━━━━━ DATA FOR THE TASK

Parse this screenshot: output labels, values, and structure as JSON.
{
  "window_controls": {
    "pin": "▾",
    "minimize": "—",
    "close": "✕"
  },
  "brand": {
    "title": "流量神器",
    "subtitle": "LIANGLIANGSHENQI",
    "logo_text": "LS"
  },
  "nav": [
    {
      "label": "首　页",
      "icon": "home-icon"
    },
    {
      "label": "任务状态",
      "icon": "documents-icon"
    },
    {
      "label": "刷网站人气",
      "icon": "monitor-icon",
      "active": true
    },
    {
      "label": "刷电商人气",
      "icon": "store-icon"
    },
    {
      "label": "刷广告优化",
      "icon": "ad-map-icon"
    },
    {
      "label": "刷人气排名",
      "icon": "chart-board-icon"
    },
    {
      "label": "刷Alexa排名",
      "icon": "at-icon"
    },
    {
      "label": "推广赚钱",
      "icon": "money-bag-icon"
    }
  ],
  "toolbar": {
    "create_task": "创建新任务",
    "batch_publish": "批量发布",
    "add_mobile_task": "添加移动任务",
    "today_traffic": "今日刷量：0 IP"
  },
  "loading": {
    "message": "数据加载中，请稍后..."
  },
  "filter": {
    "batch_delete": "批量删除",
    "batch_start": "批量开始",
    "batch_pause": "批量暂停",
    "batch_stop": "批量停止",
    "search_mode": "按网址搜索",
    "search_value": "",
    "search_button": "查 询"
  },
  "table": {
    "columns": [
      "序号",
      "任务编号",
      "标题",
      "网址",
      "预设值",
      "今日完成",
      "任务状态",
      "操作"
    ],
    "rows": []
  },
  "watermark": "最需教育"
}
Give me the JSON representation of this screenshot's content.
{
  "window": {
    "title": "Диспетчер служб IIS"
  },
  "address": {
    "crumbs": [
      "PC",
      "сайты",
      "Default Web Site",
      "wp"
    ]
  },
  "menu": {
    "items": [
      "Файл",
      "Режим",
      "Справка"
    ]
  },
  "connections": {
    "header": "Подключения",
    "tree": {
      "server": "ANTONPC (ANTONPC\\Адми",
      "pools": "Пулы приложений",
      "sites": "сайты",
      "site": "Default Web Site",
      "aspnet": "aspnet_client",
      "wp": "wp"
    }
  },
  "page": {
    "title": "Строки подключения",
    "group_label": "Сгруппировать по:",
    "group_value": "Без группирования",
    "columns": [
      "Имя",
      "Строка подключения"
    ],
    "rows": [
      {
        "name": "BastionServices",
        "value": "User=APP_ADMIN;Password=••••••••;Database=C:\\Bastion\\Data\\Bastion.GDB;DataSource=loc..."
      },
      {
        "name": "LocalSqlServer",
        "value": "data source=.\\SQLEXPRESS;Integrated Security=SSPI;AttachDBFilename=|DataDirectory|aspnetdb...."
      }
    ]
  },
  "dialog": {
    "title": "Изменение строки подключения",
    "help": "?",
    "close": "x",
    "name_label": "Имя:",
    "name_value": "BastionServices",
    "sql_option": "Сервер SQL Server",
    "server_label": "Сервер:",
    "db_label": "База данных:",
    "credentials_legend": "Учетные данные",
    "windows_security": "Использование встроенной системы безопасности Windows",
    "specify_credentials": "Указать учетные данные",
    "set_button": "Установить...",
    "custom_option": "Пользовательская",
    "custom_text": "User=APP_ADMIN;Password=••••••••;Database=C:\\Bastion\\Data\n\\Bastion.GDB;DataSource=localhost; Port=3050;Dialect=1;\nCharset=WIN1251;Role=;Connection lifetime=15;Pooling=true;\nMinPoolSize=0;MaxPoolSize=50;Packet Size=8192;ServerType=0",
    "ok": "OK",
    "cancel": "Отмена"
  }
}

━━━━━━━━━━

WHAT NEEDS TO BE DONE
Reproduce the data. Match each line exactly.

OUTPUT FOR THIS EXERCISE
Parse this screenshot: output labels, values, and structure as JSON.
{
  "window_controls": {
    "pin": "▾",
    "minimize": "—",
    "close": "✕"
  },
  "brand": {
    "title": "流量神器",
    "subtitle": "LIANGLIANGSHENQI",
    "logo_text": "LS"
  },
  "nav": [
    {
      "label": "首　页",
      "icon": "home-icon"
    },
    {
      "label": "任务状态",
      "icon": "documents-icon"
    },
    {
      "label": "刷网站人气",
      "icon": "monitor-icon",
      "active": true
    },
    {
      "label": "刷电商人气",
      "icon": "store-icon"
    },
    {
      "label": "刷广告优化",
      "icon": "ad-map-icon"
    },
    {
      "label": "刷人气排名",
      "icon": "chart-board-icon"
    },
    {
      "label": "刷Alexa排名",
      "icon": "at-icon"
    },
    {
      "label": "推广赚钱",
      "icon": "money-bag-icon"
    }
  ],
  "toolbar": {
    "create_task": "创建新任务",
    "batch_publish": "批量发布",
    "add_mobile_task": "添加移动任务",
    "today_traffic": "今日刷量：0 IP"
  },
  "loading": {
    "message": "数据加载中，请稍后..."
  },
  "filter": {
    "batch_delete": "批量删除",
    "batch_start": "批量开始",
    "batch_pause": "批量暂停",
    "batch_stop": "批量停止",
    "search_mode": "按网址搜索",
    "search_value": "",
    "search_button": "查 询"
  },
  "table": {
    "columns": [
      "序号",
      "任务编号",
      "标题",
      "网址",
      "预设值",
      "今日完成",
      "任务状态",
      "操作"
    ],
    "rows": []
  },
  "watermark": "最需教育"
}
Give me the JSON representation of this screenshot's content.
{
  "window": {
    "title": "Диспетчер служб IIS"
  },
  "address": {
    "crumbs": [
      "PC",
      "сайты",
      "Default Web Site",
      "wp"
    ]
  },
  "menu": {
    "items": [
      "Файл",
      "Режим",
      "Справка"
    ]
  },
  "connections": {
    "header": "Подключения",
    "tree": {
      "server": "ANTONPC (ANTONPC\\Адми",
      "pools": "Пулы приложений",
      "sites": "сайты",
      "site": "Default Web Site",
      "aspnet": "aspnet_client",
      "wp": "wp"
    }
  },
  "page": {
    "title": "Строки подключения",
    "group_label": "Сгруппировать по:",
    "group_value": "Без группирования",
    "columns": [
      "Имя",
      "Строка подключения"
    ],
    "rows": [
      {
        "name": "BastionServices",
        "value": "User=APP_ADMIN;Password=••••••••;Database=C:\\Bastion\\Data\\Bastion.GDB;DataSource=loc..."
      },
      {
        "name": "LocalSqlServer",
        "value": "data source=.\\SQLEXPRESS;Integrated Security=SSPI;AttachDBFilename=|DataDirectory|aspnetdb...."
      }
    ]
  },
  "dialog": {
    "title": "Изменение строки подключения",
    "help": "?",
    "close": "x",
    "name_label": "Имя:",
    "name_value": "BastionServices",
    "sql_option": "Сервер SQL Server",
    "server_label": "Сервер:",
    "db_label": "База данных:",
    "credentials_legend": "Учетные данные",
    "windows_security": "Использование встроенной системы безопасности Windows",
    "specify_credentials": "Указать учетные данные",
    "set_button": "Установить...",
    "custom_option": "Пользовательская",
    "custom_text": "User=APP_ADMIN;Password=••••••••;Database=C:\\Bastion\\Data\n\\Bastion.GDB;DataSource=localhost; Port=3050;Dialect=1;\nCharset=WIN1251;Role=;Connection lifetime=15;Pooling=true;\nMinPoolSize=0;MaxPoolSize=50;Packet Size=8192;ServerType=0",
    "ok": "OK",
    "cancel": "Отмена"
  }
}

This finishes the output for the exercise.